Yet this is no Brave New World imposed by a totalitarian state; we are “voluntarily” doing it to ourselves. While there is certainly a voluntary aspect to using neuro-enhancing drugs, in other respects our cultural norms of efficiency and busyness are encouraging this abuse. When your everyday life is saturated by email, cell phones, voicemail and texting, it’s not a big leap to take a drug that will help you survive the "fast-time" norms of modern life.
In his lecture, David Levy called for an "information environmentalism" to help educate people about the myriad and aggressive forms of mental pollution afflicting our lives: advertising, telemarketing, junk mail, radio and TV, and various digital media. Perhaps we can begin to push back on the cognitive overload, he suggested, and recover some modicum of silence. That’s the purpose of the "Do Not Call" list to prevent unsolicited telemarketing calls, for example.

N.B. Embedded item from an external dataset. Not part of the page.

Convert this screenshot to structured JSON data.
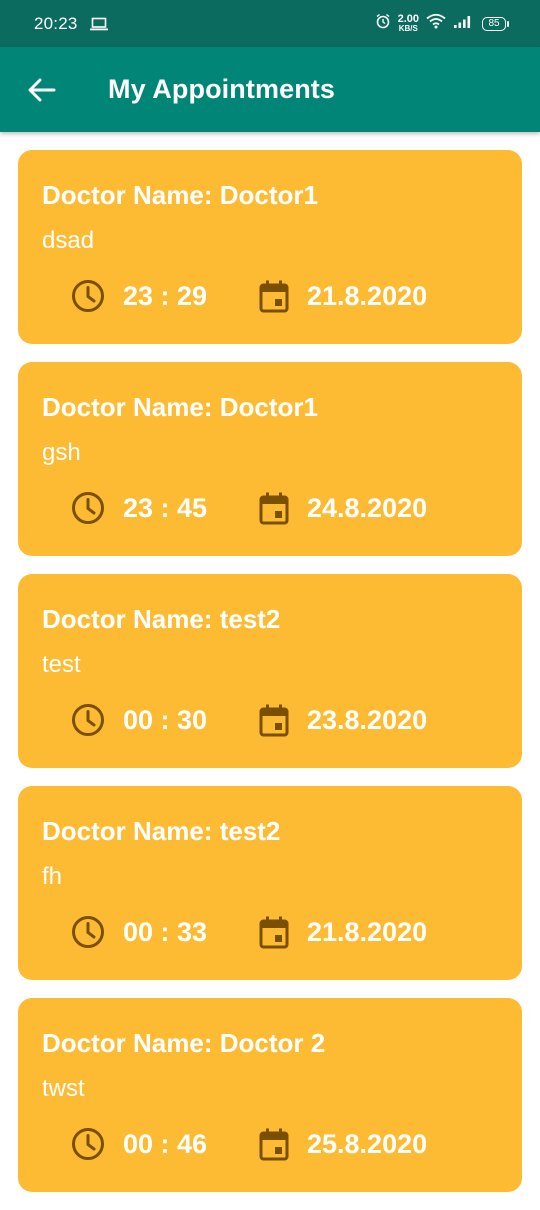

We might also begin to design physical spaces with contemplative needs in mind (think of the Library of Congress’ reading room, for example). Many businesses have discovered that they can make money by offering consumers the opportunity to "buy back" the quiet that has been taken from us. The Bose noise-canceling headphones are marketed in this fashion.

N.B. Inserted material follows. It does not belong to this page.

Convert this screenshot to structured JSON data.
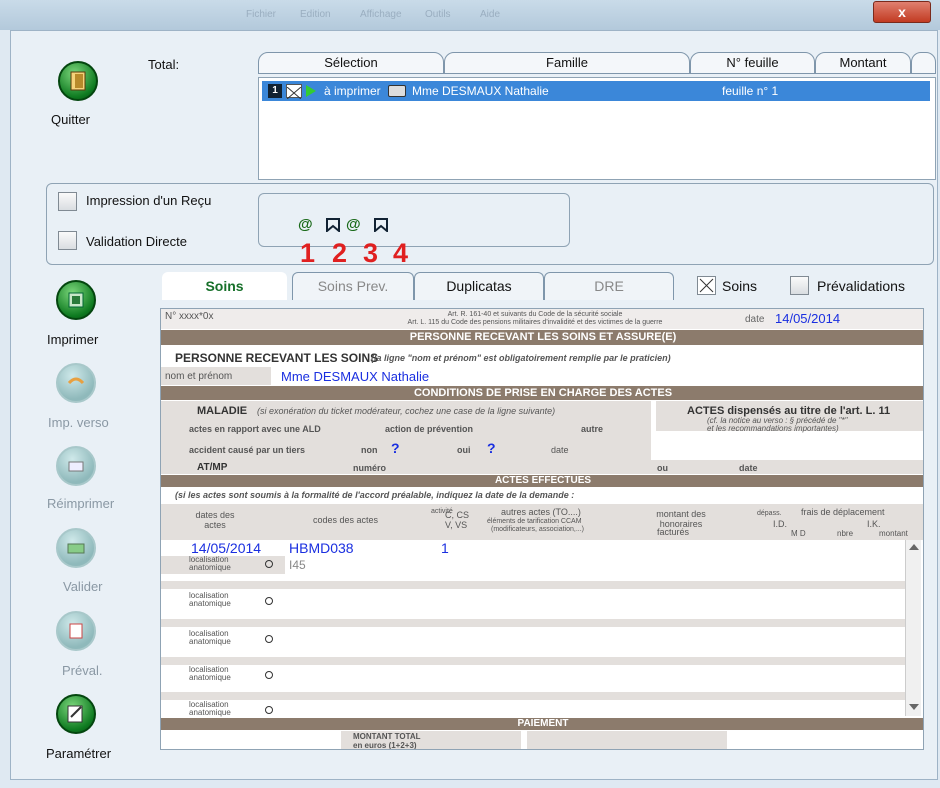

I liked how Levy put it: "We need the equivalent of old-growth forests and marshlands in our mental lives.”
For more about David Levy’s work on the topic of information overload and the need to recover contemplative mind, it’s worth chasing down a special issue of the journal Ethics and Information Technology that Levy guest-edited in December 2007 (vol. 9, no. 4). Entitled "Information, Silence and Sanctuary," the issue contains six thoughtful essays on a topic that deserves far more awareness. Unfortunately, the journal is locked behind a paywall, so you may be university access to read it. Another person worth consulting is Ivan Illich, who wrote about silence as a commons.
Given the powerful economic forces that have a self-interest in colonizing our consciousness (marketers routinely talk about seizing “mindshare”), devising effective ways to protect our contemplative consciousness is going to be a formidable challenge indeed. But on the other hand, this is not a struggle we can avoid. The alternative is a jittery, jagged postmodern insanity.